Each of the three Frenchmen was in a separate canoe, and, as it grew light, they kept themselves hidden, either by lying at the bottom, or covering themselves with an Indian robe. The canoes approached the shore, and all landed with-out opposition at some distance from the Iroquois, whom they presently could see filing out of the barricade, tall and strong men, some two hundred in number, of the boldest and fiercest warriors of North America. They advanced through the forest with a steadiness which excited the admiration of Champlain. Among them could be seen several chiefs, made conspicuous by their tall plumes.
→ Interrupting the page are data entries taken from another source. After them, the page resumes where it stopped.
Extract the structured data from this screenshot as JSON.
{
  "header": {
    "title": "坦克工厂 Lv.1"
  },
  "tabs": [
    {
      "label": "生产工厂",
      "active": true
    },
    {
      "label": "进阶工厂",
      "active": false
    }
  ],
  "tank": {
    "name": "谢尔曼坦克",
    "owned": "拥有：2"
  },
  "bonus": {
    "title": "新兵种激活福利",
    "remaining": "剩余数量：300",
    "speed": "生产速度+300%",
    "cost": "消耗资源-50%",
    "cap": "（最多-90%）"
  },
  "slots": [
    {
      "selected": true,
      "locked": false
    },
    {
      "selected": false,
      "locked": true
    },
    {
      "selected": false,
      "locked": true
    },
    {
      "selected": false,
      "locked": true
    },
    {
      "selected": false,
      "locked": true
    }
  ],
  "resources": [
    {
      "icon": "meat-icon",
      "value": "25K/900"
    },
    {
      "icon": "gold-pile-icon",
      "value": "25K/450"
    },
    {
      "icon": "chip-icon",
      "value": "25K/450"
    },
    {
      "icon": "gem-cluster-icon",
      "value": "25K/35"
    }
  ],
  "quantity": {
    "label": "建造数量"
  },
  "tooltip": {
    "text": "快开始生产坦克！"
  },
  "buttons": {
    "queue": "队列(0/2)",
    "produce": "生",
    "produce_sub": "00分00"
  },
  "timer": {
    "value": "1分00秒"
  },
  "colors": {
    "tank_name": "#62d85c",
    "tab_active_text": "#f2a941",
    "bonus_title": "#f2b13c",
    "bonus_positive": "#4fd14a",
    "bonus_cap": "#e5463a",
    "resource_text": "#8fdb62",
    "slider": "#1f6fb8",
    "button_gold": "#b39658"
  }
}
Some bore shields of wood and hide, and some were covered with a kind of armour made of tough twigs interlaced with a vegetable fibre supposed by Champlain to be cotton.
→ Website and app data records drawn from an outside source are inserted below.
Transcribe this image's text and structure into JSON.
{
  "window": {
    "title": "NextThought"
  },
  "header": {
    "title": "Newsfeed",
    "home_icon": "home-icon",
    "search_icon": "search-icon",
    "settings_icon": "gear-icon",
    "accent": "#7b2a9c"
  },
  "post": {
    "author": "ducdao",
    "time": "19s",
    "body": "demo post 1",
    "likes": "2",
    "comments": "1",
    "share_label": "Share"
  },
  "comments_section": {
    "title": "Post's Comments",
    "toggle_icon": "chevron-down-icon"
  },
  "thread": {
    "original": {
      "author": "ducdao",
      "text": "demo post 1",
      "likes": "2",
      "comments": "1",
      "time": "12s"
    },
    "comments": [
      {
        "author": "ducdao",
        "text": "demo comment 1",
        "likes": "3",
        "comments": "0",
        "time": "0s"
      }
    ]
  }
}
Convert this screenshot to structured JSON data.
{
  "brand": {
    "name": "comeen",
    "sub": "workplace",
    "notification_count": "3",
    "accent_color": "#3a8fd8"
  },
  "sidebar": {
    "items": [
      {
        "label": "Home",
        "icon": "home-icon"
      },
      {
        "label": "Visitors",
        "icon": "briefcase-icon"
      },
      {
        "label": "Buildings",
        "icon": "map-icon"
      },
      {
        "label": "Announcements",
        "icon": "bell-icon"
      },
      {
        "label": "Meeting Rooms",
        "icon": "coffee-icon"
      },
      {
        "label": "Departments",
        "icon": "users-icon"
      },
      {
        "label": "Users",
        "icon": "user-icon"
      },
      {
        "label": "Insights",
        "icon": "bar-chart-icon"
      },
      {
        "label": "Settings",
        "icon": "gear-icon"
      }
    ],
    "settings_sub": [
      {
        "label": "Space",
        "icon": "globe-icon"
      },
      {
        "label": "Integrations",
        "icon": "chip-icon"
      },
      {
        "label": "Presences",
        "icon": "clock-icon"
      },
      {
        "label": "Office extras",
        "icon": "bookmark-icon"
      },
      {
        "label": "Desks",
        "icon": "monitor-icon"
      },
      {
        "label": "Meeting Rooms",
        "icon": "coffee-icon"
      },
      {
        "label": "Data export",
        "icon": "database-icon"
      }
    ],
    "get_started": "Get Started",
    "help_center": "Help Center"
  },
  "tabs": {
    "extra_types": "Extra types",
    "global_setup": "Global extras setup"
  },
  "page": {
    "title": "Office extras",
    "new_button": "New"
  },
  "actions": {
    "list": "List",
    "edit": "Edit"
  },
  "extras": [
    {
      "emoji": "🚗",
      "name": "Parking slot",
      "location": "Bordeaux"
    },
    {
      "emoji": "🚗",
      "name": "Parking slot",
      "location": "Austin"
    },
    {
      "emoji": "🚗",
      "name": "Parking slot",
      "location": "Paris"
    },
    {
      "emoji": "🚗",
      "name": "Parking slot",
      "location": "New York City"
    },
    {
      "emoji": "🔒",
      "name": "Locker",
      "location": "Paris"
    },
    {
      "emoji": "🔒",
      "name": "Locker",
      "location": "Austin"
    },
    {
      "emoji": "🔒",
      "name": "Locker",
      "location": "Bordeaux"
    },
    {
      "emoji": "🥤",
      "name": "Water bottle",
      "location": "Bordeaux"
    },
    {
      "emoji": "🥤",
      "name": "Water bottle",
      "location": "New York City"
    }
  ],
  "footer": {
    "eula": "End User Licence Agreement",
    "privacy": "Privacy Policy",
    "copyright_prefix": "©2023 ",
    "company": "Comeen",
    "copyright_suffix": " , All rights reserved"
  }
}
The allies, growing anxious, called with loud cries for their champion, and opened their ranks that he might pass to the front. He did so, and, advancing before his red companions-in-arms, stood revealed to the astonished gaze of the Iroquois, who, beholding the warlike apparition in their path, stared in mute amazement. But his arquebuse was levelled ; the report startled the woods, a chief fell dead, and another by his side rolled among the bushes. Then there arose from the allies a yell, which, says Champlain, would have drowned a thunder-clap, and the forest was full of whizzing arrows. For a moment, the Iroquois stood firm and sent back their arrows lustily; but when another and another gunshot came from the thickets on their flank, they broke and fled in uncontrollable terror. Swifter than hounds, the allies tore through the bushes in pursuit. Some of the Iroquois were killed; more were taken. Camp, ca-noes, provisions, all were abandoned, and many weapons flung down in the panic flight. The arquebuse had done its work. The victory was complete.

The victors made a prompt retreat from the scene of their triumph. Three or four days brought them to the mouth of the Richelieu. Here they separated; the Hurons and Algonquins made for the Ottawa, their homeward route, each with a share of prisoners for future torments. At parting they invited Champlain to visit their towns and aid them in their wars,—an invitation which this paladin of the woods failed not to accept.

Thus did New France rush into collision with the redoubted warriors of the Five Nations. Here was the beginning, in some measure doubtless the cause, of a long suite of murderous conflicts, bearing havoc and flame to generations yet unborn. Champlain had invaded the tiger’s den; and now, in smothered fury, the patient savage would lie biding his day of blood.